**WORK REQUIRED**
Every line in the entries that holds "icon" should be identified and copied.
··· SUPPLIED DATA ···
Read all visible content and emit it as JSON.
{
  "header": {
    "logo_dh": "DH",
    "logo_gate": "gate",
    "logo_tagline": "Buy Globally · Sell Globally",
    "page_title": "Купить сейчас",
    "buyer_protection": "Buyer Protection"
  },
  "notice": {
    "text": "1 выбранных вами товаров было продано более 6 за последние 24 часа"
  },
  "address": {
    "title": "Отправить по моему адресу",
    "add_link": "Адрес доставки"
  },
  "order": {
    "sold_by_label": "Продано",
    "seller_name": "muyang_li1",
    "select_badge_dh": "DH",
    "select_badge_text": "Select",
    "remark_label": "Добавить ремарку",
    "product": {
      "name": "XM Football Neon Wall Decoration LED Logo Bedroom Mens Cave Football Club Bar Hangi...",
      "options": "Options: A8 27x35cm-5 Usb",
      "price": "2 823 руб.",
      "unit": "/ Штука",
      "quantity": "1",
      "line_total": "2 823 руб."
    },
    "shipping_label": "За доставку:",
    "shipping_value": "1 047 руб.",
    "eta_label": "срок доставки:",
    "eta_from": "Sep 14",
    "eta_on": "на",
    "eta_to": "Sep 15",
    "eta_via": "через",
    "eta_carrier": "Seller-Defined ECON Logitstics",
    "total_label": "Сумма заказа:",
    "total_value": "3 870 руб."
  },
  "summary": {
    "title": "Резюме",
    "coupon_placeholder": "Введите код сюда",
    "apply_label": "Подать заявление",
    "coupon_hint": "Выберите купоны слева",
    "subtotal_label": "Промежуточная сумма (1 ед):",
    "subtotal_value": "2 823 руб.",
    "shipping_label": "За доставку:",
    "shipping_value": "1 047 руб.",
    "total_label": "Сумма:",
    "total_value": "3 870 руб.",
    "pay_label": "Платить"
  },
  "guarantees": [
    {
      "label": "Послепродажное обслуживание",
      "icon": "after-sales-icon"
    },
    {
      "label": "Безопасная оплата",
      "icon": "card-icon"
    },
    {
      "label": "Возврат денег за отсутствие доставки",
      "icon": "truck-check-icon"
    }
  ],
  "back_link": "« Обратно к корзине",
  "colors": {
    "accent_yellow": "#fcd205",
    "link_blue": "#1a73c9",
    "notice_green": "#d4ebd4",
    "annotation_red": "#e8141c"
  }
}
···
**EXERCISE OUTPUT**
      "icon": "after-sales-icon"
      "icon": "card-icon"
      "icon": "truck-check-icon"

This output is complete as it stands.